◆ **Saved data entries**

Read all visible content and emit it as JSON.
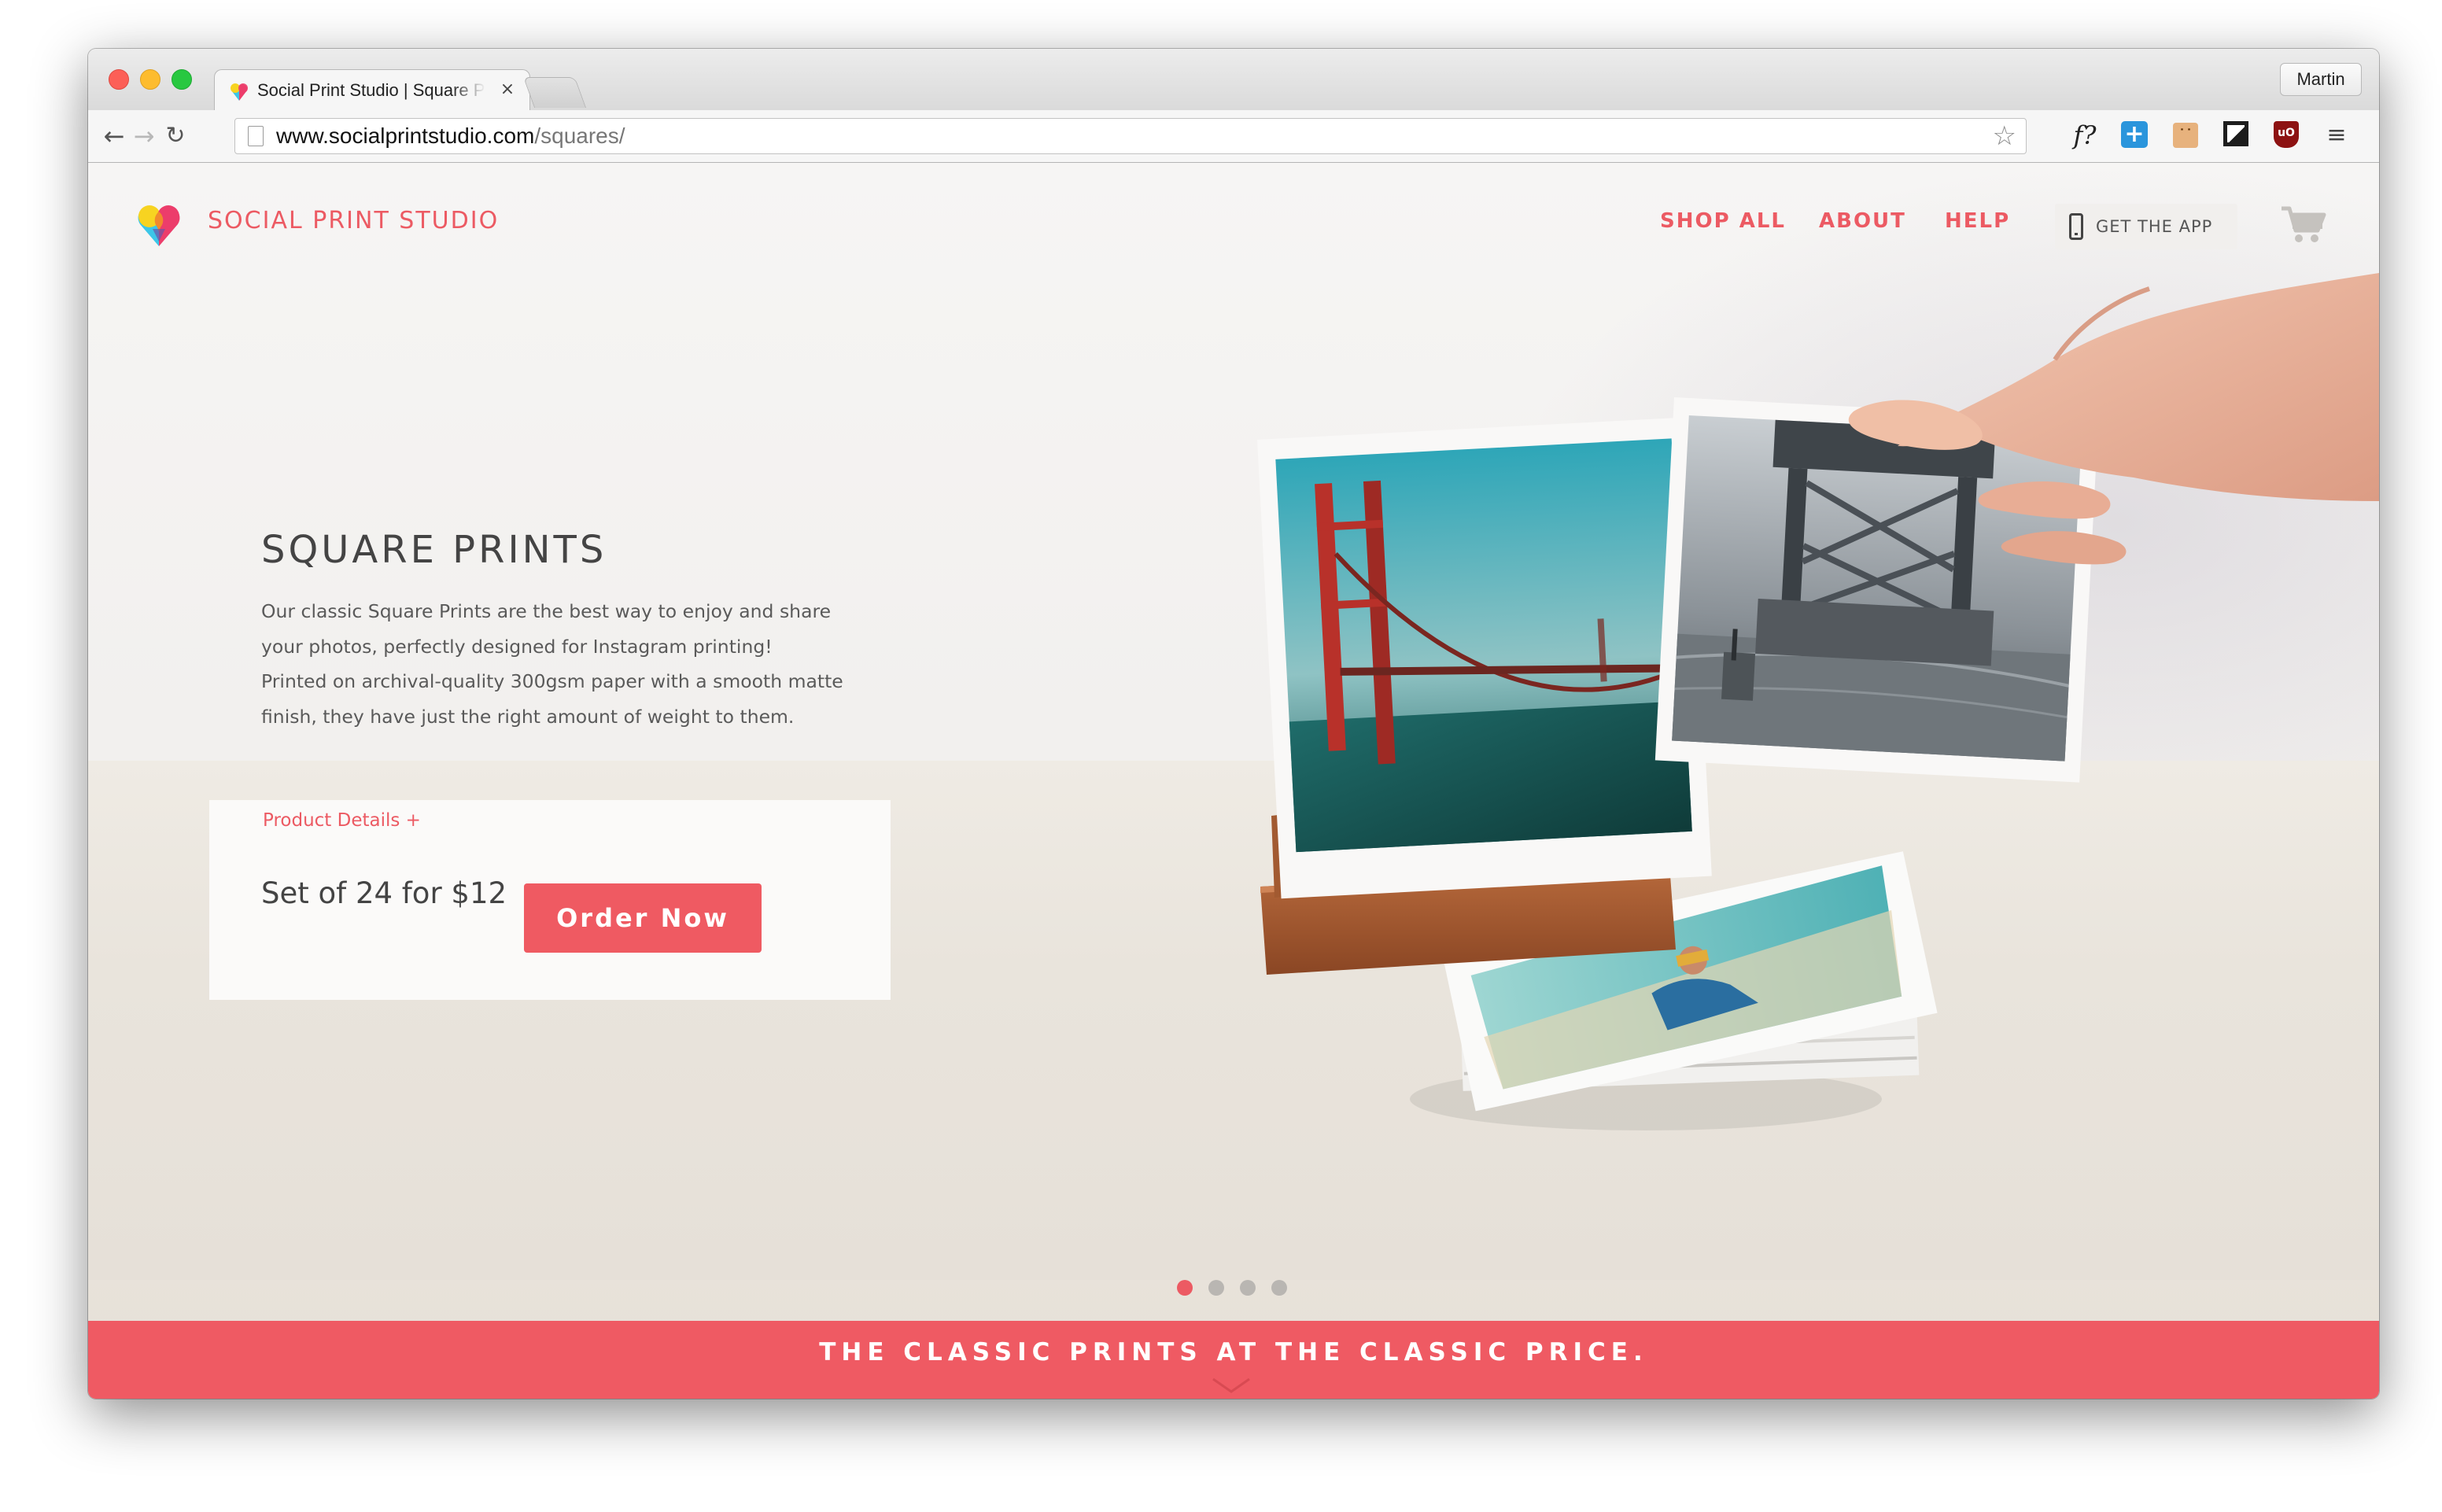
{
  "browser": {
    "tab_title": "Social Print Studio | Square Prints",
    "tab_close": "×",
    "profile_name": "Martin",
    "url_host": "www.socialprintstudio.com",
    "url_path": "/squares/",
    "nav_back": "←",
    "nav_forward": "→",
    "nav_reload": "↻",
    "bookmark_star": "☆",
    "extensions": {
      "fontface": "f?",
      "plus": "+",
      "face": "˙˙",
      "ublock": "uO",
      "menu": "≡"
    }
  },
  "header": {
    "brand": "SOCIAL PRINT STUDIO",
    "nav": {
      "shop_all": "SHOP ALL",
      "about": "ABOUT",
      "help": "HELP"
    },
    "app_button": "GET THE APP"
  },
  "hero": {
    "title": "SQUARE PRINTS",
    "description": "Our classic Square Prints are the best way to enjoy and share your photos, perfectly designed for Instagram printing! Printed on archival-quality 300gsm paper with a smooth matte finish, they have just the right amount of weight to them.",
    "details_link": "Product Details +",
    "price": "Set of 24 for $12",
    "order_button": "Order Now"
  },
  "carousel": {
    "slide_count": 4,
    "active_index": 0
  },
  "banner": {
    "tagline": "THE CLASSIC PRINTS AT THE CLASSIC PRICE."
  },
  "colors": {
    "brand_red": "#ec5a63",
    "banner_red": "#ef5a63",
    "text_dark": "#444444"
  }
}
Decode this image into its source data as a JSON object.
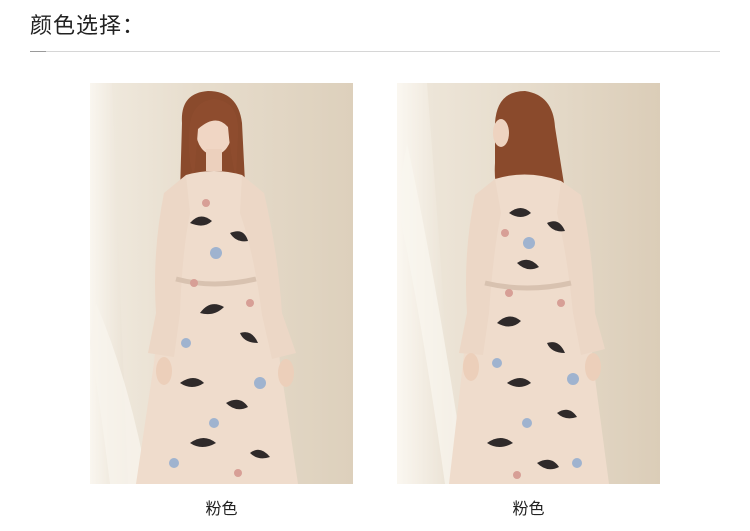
{
  "section": {
    "title": "颜色选择："
  },
  "swatches": [
    {
      "view": "front",
      "caption": "粉色"
    },
    {
      "view": "back",
      "caption": "粉色"
    }
  ],
  "colors": {
    "backdrop": "#e6dccd",
    "dress": "#efdccc",
    "hair": "#8a4a2c",
    "print_dark": "#2f2a2a",
    "print_blue": "#9fb3cf"
  }
}
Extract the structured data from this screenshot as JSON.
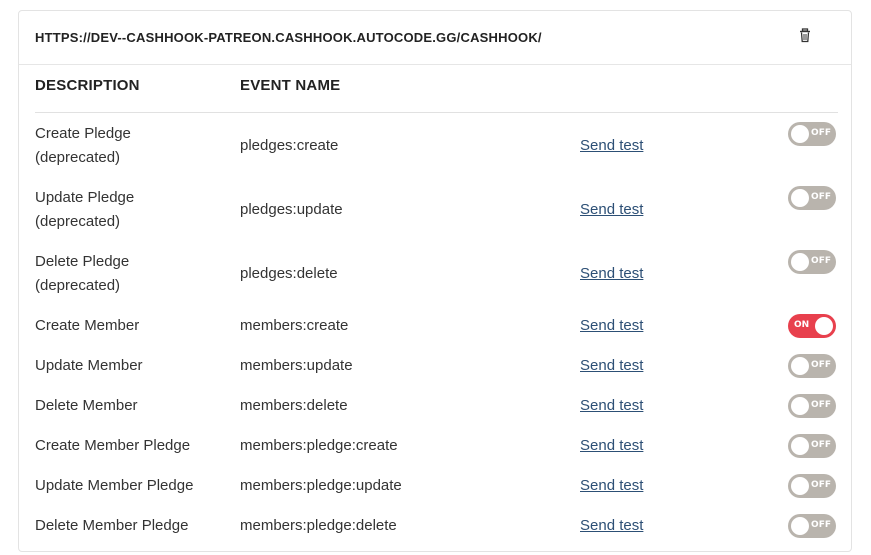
{
  "header": {
    "url": "HTTPS://DEV--CASHHOOK-PATREON.CASHHOOK.AUTOCODE.GG/CASHHOOK/",
    "delete_icon": "trash-icon"
  },
  "columns": {
    "description": "DESCRIPTION",
    "event_name": "EVENT NAME"
  },
  "rows": [
    {
      "desc1": "Create Pledge",
      "desc2": "(deprecated)",
      "event": "pledges:create",
      "send": "Send test",
      "toggle": "OFF",
      "enabled": false
    },
    {
      "desc1": "Update Pledge",
      "desc2": "(deprecated)",
      "event": "pledges:update",
      "send": "Send test",
      "toggle": "OFF",
      "enabled": false
    },
    {
      "desc1": "Delete Pledge",
      "desc2": "(deprecated)",
      "event": "pledges:delete",
      "send": "Send test",
      "toggle": "OFF",
      "enabled": false
    },
    {
      "desc1": "Create Member",
      "desc2": "",
      "event": "members:create",
      "send": "Send test",
      "toggle": "ON",
      "enabled": true
    },
    {
      "desc1": "Update Member",
      "desc2": "",
      "event": "members:update",
      "send": "Send test",
      "toggle": "OFF",
      "enabled": false
    },
    {
      "desc1": "Delete Member",
      "desc2": "",
      "event": "members:delete",
      "send": "Send test",
      "toggle": "OFF",
      "enabled": false
    },
    {
      "desc1": "Create Member Pledge",
      "desc2": "",
      "event": "members:pledge:create",
      "send": "Send test",
      "toggle": "OFF",
      "enabled": false
    },
    {
      "desc1": "Update Member Pledge",
      "desc2": "",
      "event": "members:pledge:update",
      "send": "Send test",
      "toggle": "OFF",
      "enabled": false
    },
    {
      "desc1": "Delete Member Pledge",
      "desc2": "",
      "event": "members:pledge:delete",
      "send": "Send test",
      "toggle": "OFF",
      "enabled": false
    }
  ],
  "colors": {
    "toggle_on": "#e8404d",
    "toggle_off": "#b9b4ad",
    "link": "#2c4f75"
  }
}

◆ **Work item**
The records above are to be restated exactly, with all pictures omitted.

◆ **Solution to this task**
Read all visible content and emit it as JSON.
{
  "browser": {
    "tab_title": "Social Print Studio | Square Prints",
    "tab_close": "×",
    "profile_name": "Martin",
    "url_host": "www.socialprintstudio.com",
    "url_path": "/squares/",
    "nav_back": "←",
    "nav_forward": "→",
    "nav_reload": "↻",
    "bookmark_star": "☆",
    "extensions": {
      "fontface": "f?",
      "plus": "+",
      "face": "˙˙",
      "ublock": "uO",
      "menu": "≡"
    }
  },
  "header": {
    "brand": "SOCIAL PRINT STUDIO",
    "nav": {
      "shop_all": "SHOP ALL",
      "about": "ABOUT",
      "help": "HELP"
    },
    "app_button": "GET THE APP"
  },
  "hero": {
    "title": "SQUARE PRINTS",
    "description": "Our classic Square Prints are the best way to enjoy and share your photos, perfectly designed for Instagram printing! Printed on archival-quality 300gsm paper with a smooth matte finish, they have just the right amount of weight to them.",
    "details_link": "Product Details +",
    "price": "Set of 24 for $12",
    "order_button": "Order Now"
  },
  "carousel": {
    "slide_count": 4,
    "active_index": 0
  },
  "banner": {
    "tagline": "THE CLASSIC PRINTS AT THE CLASSIC PRICE."
  },
  "colors": {
    "brand_red": "#ec5a63",
    "banner_red": "#ef5a63",
    "text_dark": "#444444"
  }
}
Decode this image into its source data as a JSON object.
{
  "section": {
    "title": "颜色选择："
  },
  "swatches": [
    {
      "view": "front",
      "caption": "粉色"
    },
    {
      "view": "back",
      "caption": "粉色"
    }
  ],
  "colors": {
    "backdrop": "#e6dccd",
    "dress": "#efdccc",
    "hair": "#8a4a2c",
    "print_dark": "#2f2a2a",
    "print_blue": "#9fb3cf"
  }
}
Extract the structured data from this screenshot as JSON.
{
  "header": {
    "url": "HTTPS://DEV--CASHHOOK-PATREON.CASHHOOK.AUTOCODE.GG/CASHHOOK/",
    "delete_icon": "trash-icon"
  },
  "columns": {
    "description": "DESCRIPTION",
    "event_name": "EVENT NAME"
  },
  "rows": [
    {
      "desc1": "Create Pledge",
      "desc2": "(deprecated)",
      "event": "pledges:create",
      "send": "Send test",
      "toggle": "OFF",
      "enabled": false
    },
    {
      "desc1": "Update Pledge",
      "desc2": "(deprecated)",
      "event": "pledges:update",
      "send": "Send test",
      "toggle": "OFF",
      "enabled": false
    },
    {
      "desc1": "Delete Pledge",
      "desc2": "(deprecated)",
      "event": "pledges:delete",
      "send": "Send test",
      "toggle": "OFF",
      "enabled": false
    },
    {
      "desc1": "Create Member",
      "desc2": "",
      "event": "members:create",
      "send": "Send test",
      "toggle": "ON",
      "enabled": true
    },
    {
      "desc1": "Update Member",
      "desc2": "",
      "event": "members:update",
      "send": "Send test",
      "toggle": "OFF",
      "enabled": false
    },
    {
      "desc1": "Delete Member",
      "desc2": "",
      "event": "members:delete",
      "send": "Send test",
      "toggle": "OFF",
      "enabled": false
    },
    {
      "desc1": "Create Member Pledge",
      "desc2": "",
      "event": "members:pledge:create",
      "send": "Send test",
      "toggle": "OFF",
      "enabled": false
    },
    {
      "desc1": "Update Member Pledge",
      "desc2": "",
      "event": "members:pledge:update",
      "send": "Send test",
      "toggle": "OFF",
      "enabled": false
    },
    {
      "desc1": "Delete Member Pledge",
      "desc2": "",
      "event": "members:pledge:delete",
      "send": "Send test",
      "toggle": "OFF",
      "enabled": false
    }
  ],
  "colors": {
    "toggle_on": "#e8404d",
    "toggle_off": "#b9b4ad",
    "link": "#2c4f75"
  }
}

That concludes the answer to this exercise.